How to mentally prepare for a marathon – four things we’ve learned from experts
Considering running a marathon? Find out why mental preparation is as important as your physical training – and four things experts recommend.
Training for, and running, a marathon is as much about mental strength as it is about physical endurance. In fact, some might even argue the former is even more important than the latter.
From negative thoughts (“Why did I sign up for this?!”) to keeping motivation up, to then powering through the race itself – there’s a lot to be said for mind over matter when it comes to hitting that finish line.
This is especially true when we’re trying to fit marathon training in and around already busy schedules. And that’s the case for most participants, who’ll usually find themselves miraculously fitting in long runs in between school runs, and training sessions before work.
So, in between dark winter nights and general self-doubt, how can we make sure we’re mentally strong enough to tackle one of the most gruelling – but undoubtedly rewarding – experiences of our lives?
Four things we’ve learned from the experts
As one of the London Marathon’s newest sponsors, trainer and sportswear brand New Balance recently ran an interesting piece of content delving into those vital parts of marathon training that often go overlooked.
A guide on the ‘variables of victory’, it looked at how embarking on a series of miniscule ‘wins’ in the run up to the race can make you all the more likely to succeed on the day. They covered the obvious things like nutrition and exercise, but what was most interesting was their take on psychology in relation to marathon training.
Enlisting the help of psychologist Jo Davies, the guide tells all about those daunting mental battles we’ll undoubtedly find ourselves facing during training, and how to overcome them. Here are four things we’ve learned.
1) When marathon training, it’s important to set goals – and lots of them
You should think about goals as stepping stones in the months and weeks running up to the marathon. They’re the things that are going to get you from A (not prepared at all) to B (trained, capable and raring to go).
Whether you set yourself small, achievable tasks to do with your pacing, running technique, or breathing, or simply make more of passing key landmarks on your runs, defining realistic, tangible goals will help break your training and races up.
Without them, you’ll soon find yourself overwhelmed by the size of the task at hand. But with them, things will feel genuinely achievable. It can really help to write your goals down too, in order to make them feel that bit more real.
2) It’s vital to keep the ‘why’ in mind at all times, especially when in doubt
When the going gets tough, either during training runs, tapering, or on race day itself, remembering why you’re running can provide an extra motivational boost. Consider what’s really fuelling you and use that to spur you on – whether it’s a special person or cause, or the amazing sense of self-satisfaction you’ll have when you finish.
By reminding yourself of why you signed up to do the race in the first place, you’ll keep yourself grounded and won’t lose sight of things.
3) Practicing mindfulness can be a great way to mentally prepare for a marathon
Practicing mindfulness is a great way to connect with your body and live in the moment, rather than panicking about what’s ahead.

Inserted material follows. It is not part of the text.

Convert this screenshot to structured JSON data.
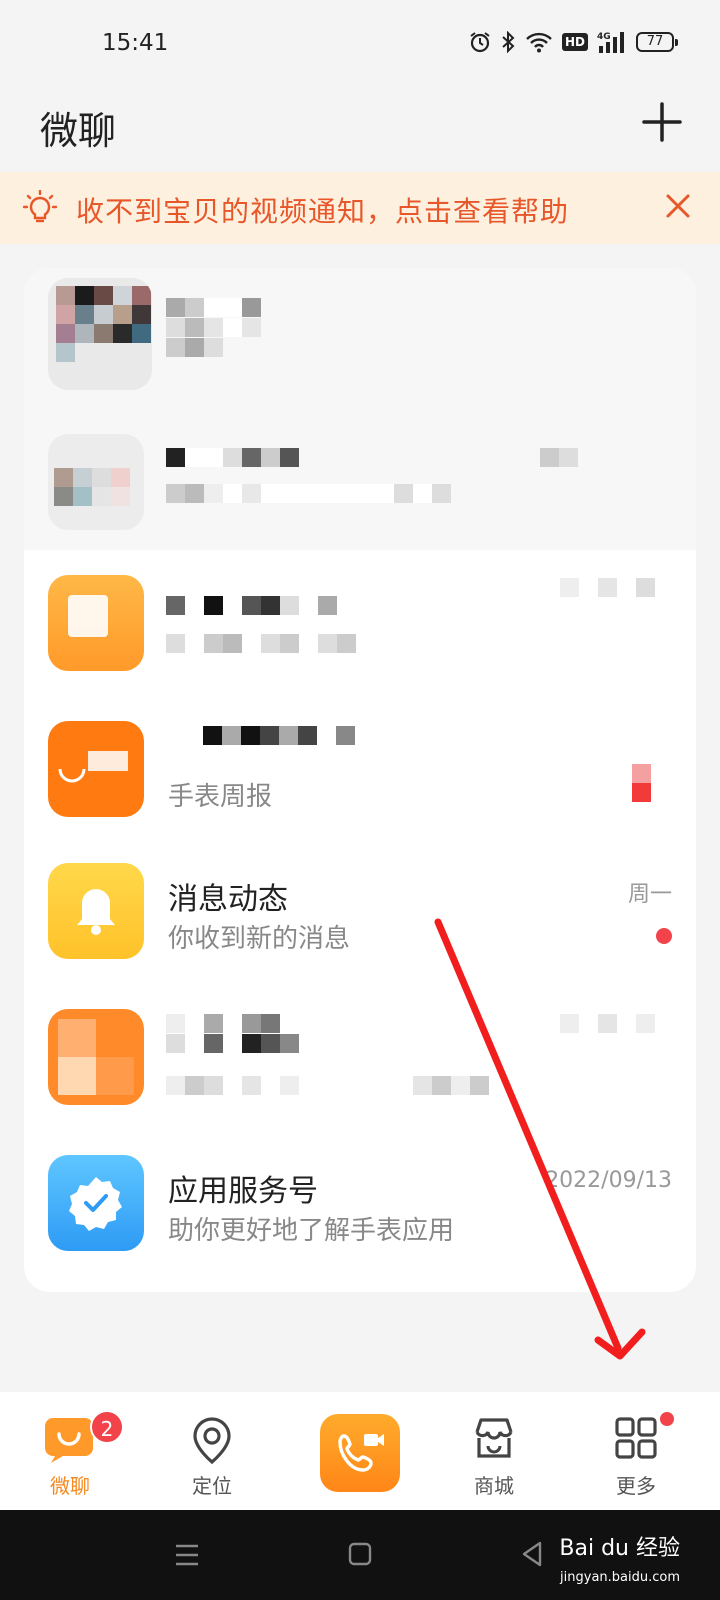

Instead of questioning your body’s readiness, spend some time appreciating ‘living’ and ‘being’ in your body as it is, in the present moment. You might choose to enjoy a walk somewhere different, take a gentle swim, or search out some short mindfulness audios (there are plenty of resources online) that will allow you check in with your body via breathing exercises or a body scan.
This should help you to maintain a sense of calm throughout training, and keep you focused on your goals.
4) You need to learn to acknowledge your worries, not ignore them
One of the hardest things to get around during training is the onslaught of negative thoughts that can hit you either before a run, during it or after. The fact is, most of us have a tendency to beat ourselves up instead of congratulating ourselves on our achievements, or encouraging ourselves with positive thoughts.
But that’s not to say we’re abnormal in any way – in fact we wouldn’t be human if we didn’t have negative thoughts somewhere along the way. The trick, then, is not to try to ignore them or pretend they don’t exist, but to acknowledge them and deal with them head on.
Try talking to a friend about your concerns, and listen to their advice. It can also help to write down a list of some of your recurring negative thoughts, and then write down a list of positive or motivational words that can counteract these misconceptions, such as ‘yes I can’ and ‘breath it in, run it out’. You can then practice these mantras on race day itself.
Don’t underestimate your mental marathon training
Training for a marathon is one of the most daunting and challenging things you’ll likely undertake in your life – but what that means is that the sense of reward at the end will be all the more sweet.
Just be sure not to underestimate the importance of mental training alongside the physical stuff. That way, you’ll be more than equipped to tackle the race, and have a good time doing it too.
Photo by Jake weirick